This zone will remain activated at all times while a cruise ship is 
within the navigable waters of the United States in the Sector 
Southeastern New England COTP Zone. In addition, the Coast Guard may 
broadcast the area designated as a security zone for the duration of 
the enforcement period via Broadcast Notice to Mariners.
    (d) Regulations. (1) In accordance with the general regulations in 
33 CFR part 165, subpart D, no person or vessel may enter or move 
within the security zones created by this section unless granted 
permission to do so by the COTP Southeastern New England or the 
designated representative.
    (2) All persons and vessels granted permission to enter a security 
zone must comply with the instructions of the COTP or the designated 
representative.
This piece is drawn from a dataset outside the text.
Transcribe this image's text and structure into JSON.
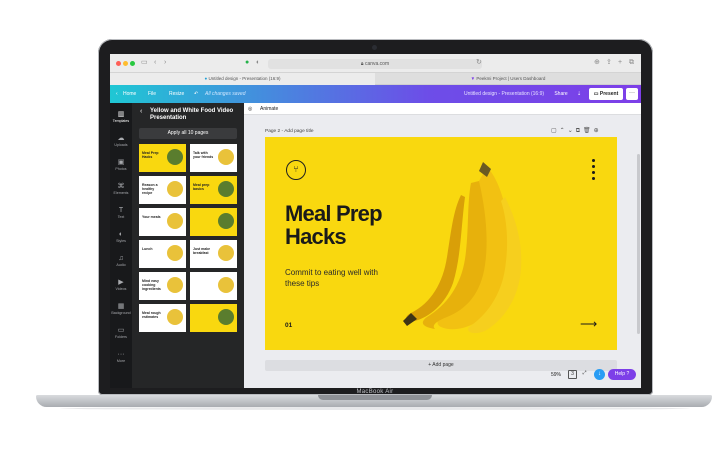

Emergency response vessels are authorized to move 
within the zone, but must abide by the restrictions imposed by the COTP 
or the designated representative.
    (3) No person may swim upon or below the surface of the water 
within the boundaries of these security zones unless previously 
authorized by the COTP or his designated representative.
    (4) Upon being hailed by a U.S. Coast Guard vessel or the 
designated representative, by siren, radio, flashing light or other 
means, the operator of the vessel shall proceed as directed.
    (5) Vessel operators desiring to enter or operate within the 
security zone shall contact the COTP or the designated representative 
via VHF channel 16 or 508-457-3211 (Sector Southeastern New England 
command center) to obtain permission to do so.

    Dated: June 16, 2011.
V.B. Gifford, Jr.,
Captain, U.S. Coast Guard, Captain of the Port Southeastern New 
England.
[FR Doc. 2011-17536 Filed 7-12-11; 8:45 am]
BILLING CODE 9110-04-P